In the COVID-19 era, warehouse efficiency has emerged as a crucial economic factor. E-commerce has massively scaled up since retail stores closed and the world entered lockdown, and logistics facilities that function optimally are key to success in the “new normal.”
It doesn’t look like the e-commerce boom will fade when the pandemic does, either. The health crisis has intensified a macro-trend toward online shopping that has been gaining momentum for some time now. That trend should continue to redefine retail even after the virus is a bad memory.
Luckily, a variety of technical solutions and common-sense methods can help warehouses process challenging workloads. Barcode and radio frequency identification (RFI) technology can improve the accuracy of workers picking items. Warehouse management systems can send “pick lists” to staffers’ devices and guide them through facilities. Regular cycle counts can ensure that no part of a warehouse falls into disorder. Building enough cross aisles into a facility can make it faster to navigate. Good planning can eliminate empty-handed “deadhead” employee trips around a site.
And then there’s ABC analysis, one of the best methods for boosting warehouse productivity.
In ABC analysis, managers inspect a warehouse in terms of how frequently items move out the door. The items that go the fastest are labelled “A” and are slotted accordingly—in the warehouse’s most accessible bays, for example, and close to its shipping stations. “C” items, those that see the least demand, are slotted in areas that are relatively harder to access. “B” items go somewhere in the middle.
ABC analysis is an effective way for managers to reduce operational friction. Workers will no longer waste time moving pallets of a low-demand item out of the way so that they can access the high-demand items behind them. They will avoid too much travel around warehouses. Order-picking can account for 55% of a warehouse’s operations budget, so simple optimizations like these can have a major impact on an organization’s bottom line.
While ABC analysis is straightforward in theory, it can be hard to pull off in practice. Getting a complete picture of what is located exactly where is time-consuming. Forty-five percent of the operations managers MetrixLab consulted in a recent survey said that analysis at their sites lasts for between one and four hours. Another 40% said that it lasts between four hours and a full day. In a busy warehouse, that can be prohibitive.
So it’s no wonder why managers tend to avoid ABC checks.

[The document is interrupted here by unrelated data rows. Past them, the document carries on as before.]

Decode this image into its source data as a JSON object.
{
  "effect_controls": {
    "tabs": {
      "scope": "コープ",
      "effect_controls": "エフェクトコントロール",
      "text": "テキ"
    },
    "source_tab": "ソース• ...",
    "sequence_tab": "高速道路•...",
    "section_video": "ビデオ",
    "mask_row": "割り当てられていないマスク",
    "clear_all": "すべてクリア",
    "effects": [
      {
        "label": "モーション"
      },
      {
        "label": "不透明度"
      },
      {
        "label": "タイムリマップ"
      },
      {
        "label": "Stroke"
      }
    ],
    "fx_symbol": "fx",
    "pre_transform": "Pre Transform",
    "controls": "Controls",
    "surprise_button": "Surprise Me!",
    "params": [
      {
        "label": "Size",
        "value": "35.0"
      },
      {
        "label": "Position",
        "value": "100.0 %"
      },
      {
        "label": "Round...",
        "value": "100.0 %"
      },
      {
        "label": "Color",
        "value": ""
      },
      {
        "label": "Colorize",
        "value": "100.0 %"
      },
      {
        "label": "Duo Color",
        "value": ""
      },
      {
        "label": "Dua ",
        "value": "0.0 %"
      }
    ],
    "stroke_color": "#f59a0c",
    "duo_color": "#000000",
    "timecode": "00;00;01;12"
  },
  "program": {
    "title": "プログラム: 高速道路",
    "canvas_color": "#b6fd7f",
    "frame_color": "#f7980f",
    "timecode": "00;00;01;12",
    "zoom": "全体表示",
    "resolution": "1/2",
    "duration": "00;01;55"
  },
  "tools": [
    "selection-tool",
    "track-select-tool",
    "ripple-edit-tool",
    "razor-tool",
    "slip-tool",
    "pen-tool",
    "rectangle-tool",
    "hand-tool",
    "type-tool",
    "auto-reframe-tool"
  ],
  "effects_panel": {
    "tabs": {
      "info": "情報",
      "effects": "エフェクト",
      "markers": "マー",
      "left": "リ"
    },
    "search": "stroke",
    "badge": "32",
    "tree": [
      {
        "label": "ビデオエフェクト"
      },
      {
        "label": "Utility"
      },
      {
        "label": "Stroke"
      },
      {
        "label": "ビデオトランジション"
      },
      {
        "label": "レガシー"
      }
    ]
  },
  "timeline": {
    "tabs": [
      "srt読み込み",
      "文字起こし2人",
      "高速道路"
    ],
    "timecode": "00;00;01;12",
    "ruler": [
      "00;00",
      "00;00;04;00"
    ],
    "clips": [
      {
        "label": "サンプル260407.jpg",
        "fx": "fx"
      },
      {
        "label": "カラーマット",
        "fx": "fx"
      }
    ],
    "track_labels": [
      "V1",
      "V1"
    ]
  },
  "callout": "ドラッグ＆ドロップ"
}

More than half of managers perform ABC analyses only once a month, according to MetrixLab. Twenty-seven percent perform them once a quarter, and 7% just once a year.